China’s largest smartphone maker and telecommunication giant Huawei has had a tough year. And it has just gotten worse.
Late Wednesday, Canadian newspaper The Globe and Mail reported that Canadian authorities had arrested Meng Wanzhou, Huawei’s chief financial officer, at a Vancouver airport on December 1 after receiving an extradition request by the U.S. government.
The report said Meng was detained under charges in the Eastern District of New York relating to trade sanction violations. Canadian authorities didn’t provide further details.
Meng is the daughter of Huawei founder Ren Zhengfei, a former army officer of China’s Communist Party. Although the specific reasons for her arrest are still unclear, Huawei has been under close scrutiny by the U.S. government over the past 12 months due to national security concerns. And there have been multiple warning signs that the U.S. government might take action against the company.
Here are four major events from the past year that may provide some useful context regarding Huawei’s sensitive situation right now.
AT&T Deal Fell Apart at the Last Minute
Huawei has long had ambitions to break into the U.S. smartphone market, which is currently dominated by Apple and Samsung. To do so, the company launched a high-end smartphone called Mate 10 Pro—to rival the iPhone and Samsung’s Note series—in January and almost sealed a carrier deal with AT&T.
However, shortly after the launch of the Mate 10 Pro in January, AT&T dropped out of the deal at the last minute, reportedly due to political pressure from Washington. Huawei’s consumer business CEO Richard Yu became so upset that even his own PR team had to distance itself from him to control the damage.
US Top Intelligence Officers Warned Against Huawei Smartphones
Then, in February, a group of top officials from the FBI, CIA, NSA and three other intelligence agencies said at a Senate Intelligence Committee hearing that American consumers should not use Huawei smartphones due to the company’s possible ties to the Chinese government, referring to its founder Ren Zhengfei’s military background.
FBI Director Chris Wray specifically warned that the use of Huawei phones could expose sensitive national security information to the Chinese government and “provide the capacity to conduct undetected espionage.”
Justice Department Has Been Probing the Company Over Iran Sanction Violations
In April, Observer reported that the U.S. Justice Department had been investigating Huawei over possible violations of America’s Iran sanctions for at least two years.
Huawei buys telecommunication components from American suppliers.

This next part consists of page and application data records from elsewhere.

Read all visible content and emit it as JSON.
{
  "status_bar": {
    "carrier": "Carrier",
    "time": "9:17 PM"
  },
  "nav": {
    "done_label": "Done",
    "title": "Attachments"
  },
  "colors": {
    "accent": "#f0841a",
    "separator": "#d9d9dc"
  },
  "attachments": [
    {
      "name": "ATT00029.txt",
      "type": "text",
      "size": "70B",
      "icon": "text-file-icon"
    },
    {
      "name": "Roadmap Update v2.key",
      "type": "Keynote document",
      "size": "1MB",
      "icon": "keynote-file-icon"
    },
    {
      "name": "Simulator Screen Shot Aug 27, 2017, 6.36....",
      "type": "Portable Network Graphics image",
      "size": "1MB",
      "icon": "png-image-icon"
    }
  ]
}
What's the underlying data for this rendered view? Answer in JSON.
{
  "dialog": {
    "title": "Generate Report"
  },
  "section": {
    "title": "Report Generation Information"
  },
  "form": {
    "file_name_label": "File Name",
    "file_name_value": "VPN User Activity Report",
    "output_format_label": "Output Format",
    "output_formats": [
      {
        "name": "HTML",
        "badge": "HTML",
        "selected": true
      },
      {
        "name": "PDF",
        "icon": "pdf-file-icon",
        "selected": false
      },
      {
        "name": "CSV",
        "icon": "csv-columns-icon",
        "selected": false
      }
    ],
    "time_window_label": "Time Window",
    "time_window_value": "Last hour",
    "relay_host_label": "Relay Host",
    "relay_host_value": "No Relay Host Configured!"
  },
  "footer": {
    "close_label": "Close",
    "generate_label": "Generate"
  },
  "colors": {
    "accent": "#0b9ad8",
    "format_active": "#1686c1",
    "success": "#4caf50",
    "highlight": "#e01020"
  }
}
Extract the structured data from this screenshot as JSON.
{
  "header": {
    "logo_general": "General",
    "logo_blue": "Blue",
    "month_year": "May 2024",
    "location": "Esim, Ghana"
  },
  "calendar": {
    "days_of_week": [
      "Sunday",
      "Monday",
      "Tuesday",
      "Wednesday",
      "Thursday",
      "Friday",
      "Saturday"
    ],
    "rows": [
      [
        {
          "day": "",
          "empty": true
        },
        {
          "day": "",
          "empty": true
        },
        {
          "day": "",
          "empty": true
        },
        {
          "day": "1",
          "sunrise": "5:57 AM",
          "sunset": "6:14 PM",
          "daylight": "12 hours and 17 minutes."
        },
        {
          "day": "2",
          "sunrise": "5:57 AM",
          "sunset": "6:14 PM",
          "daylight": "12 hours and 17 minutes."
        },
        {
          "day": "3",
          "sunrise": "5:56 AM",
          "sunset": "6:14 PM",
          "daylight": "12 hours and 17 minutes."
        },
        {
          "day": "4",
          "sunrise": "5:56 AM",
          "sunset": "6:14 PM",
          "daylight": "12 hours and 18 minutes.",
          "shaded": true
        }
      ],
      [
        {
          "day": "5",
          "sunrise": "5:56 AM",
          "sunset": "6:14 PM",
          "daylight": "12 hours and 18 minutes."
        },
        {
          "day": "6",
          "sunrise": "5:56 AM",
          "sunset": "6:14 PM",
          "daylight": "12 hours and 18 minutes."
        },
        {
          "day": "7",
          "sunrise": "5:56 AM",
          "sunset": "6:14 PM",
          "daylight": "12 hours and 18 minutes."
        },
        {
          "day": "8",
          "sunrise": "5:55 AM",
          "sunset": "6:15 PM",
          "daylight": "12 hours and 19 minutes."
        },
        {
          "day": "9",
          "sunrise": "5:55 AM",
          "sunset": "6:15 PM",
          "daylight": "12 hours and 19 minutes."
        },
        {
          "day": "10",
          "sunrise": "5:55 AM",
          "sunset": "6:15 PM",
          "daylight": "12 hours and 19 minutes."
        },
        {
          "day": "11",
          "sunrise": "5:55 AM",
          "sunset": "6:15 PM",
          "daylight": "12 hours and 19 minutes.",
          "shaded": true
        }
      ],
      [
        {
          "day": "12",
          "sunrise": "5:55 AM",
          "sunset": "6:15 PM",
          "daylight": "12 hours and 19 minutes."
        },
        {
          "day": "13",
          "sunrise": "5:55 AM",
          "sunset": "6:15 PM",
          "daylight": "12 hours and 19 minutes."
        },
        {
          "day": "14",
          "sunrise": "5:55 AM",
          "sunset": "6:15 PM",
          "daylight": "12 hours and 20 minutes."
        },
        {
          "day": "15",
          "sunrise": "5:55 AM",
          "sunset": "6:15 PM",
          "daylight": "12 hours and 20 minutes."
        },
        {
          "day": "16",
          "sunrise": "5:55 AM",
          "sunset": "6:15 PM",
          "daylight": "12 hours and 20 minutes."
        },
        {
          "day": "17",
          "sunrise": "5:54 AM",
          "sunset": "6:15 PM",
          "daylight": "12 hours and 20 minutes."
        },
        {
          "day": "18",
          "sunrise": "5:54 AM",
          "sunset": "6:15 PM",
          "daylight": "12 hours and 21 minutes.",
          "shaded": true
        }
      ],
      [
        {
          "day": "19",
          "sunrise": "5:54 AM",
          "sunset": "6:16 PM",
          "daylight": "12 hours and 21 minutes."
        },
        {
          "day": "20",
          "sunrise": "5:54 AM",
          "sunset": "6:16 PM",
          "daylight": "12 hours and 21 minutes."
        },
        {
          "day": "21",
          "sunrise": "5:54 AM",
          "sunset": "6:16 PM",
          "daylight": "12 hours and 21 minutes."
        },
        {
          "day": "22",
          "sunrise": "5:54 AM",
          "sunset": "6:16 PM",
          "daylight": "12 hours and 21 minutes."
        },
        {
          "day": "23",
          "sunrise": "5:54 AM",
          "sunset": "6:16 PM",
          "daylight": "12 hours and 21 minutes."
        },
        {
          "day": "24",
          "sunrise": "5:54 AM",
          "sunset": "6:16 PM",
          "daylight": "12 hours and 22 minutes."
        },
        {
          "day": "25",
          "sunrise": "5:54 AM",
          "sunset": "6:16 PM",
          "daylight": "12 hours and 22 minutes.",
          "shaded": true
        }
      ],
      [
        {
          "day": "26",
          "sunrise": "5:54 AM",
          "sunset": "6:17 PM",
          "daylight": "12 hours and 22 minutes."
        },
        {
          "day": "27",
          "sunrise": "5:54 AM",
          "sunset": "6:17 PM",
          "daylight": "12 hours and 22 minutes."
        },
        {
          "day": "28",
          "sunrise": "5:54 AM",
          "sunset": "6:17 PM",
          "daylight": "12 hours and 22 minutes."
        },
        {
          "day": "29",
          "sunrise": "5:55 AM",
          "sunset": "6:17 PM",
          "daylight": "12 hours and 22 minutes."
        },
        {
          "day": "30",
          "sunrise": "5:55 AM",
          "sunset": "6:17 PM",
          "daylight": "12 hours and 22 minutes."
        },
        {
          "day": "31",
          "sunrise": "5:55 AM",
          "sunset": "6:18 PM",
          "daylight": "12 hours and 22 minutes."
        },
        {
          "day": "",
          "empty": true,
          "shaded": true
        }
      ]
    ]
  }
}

Under the U.S. sanctions, foreign tech companies that use American components are not allowed to ship products or components to Iran or North Korea.
Suspicion surrounding Huawei emerged in 2016 when its primary Chinese rival, ZTE, revealed to the U.S. Commerce Department that Huawei might have been secretly shipping products to Iran.
The US Also Urged Allies to Block Huawei
Not only did the U.S. government advise its own citizens against using Huawei phones, in November, The Wall Street Journal reported that Washington had also urged its allies—including Germany, Japan and Italy—to block all Huawei telecommunication equipment, especially its new 5G equipment, over national security risks.
Also, since this summer, both Australia and New Zealand have banned Huawei from providing equipment to build the two countries’ 5G mobile networks.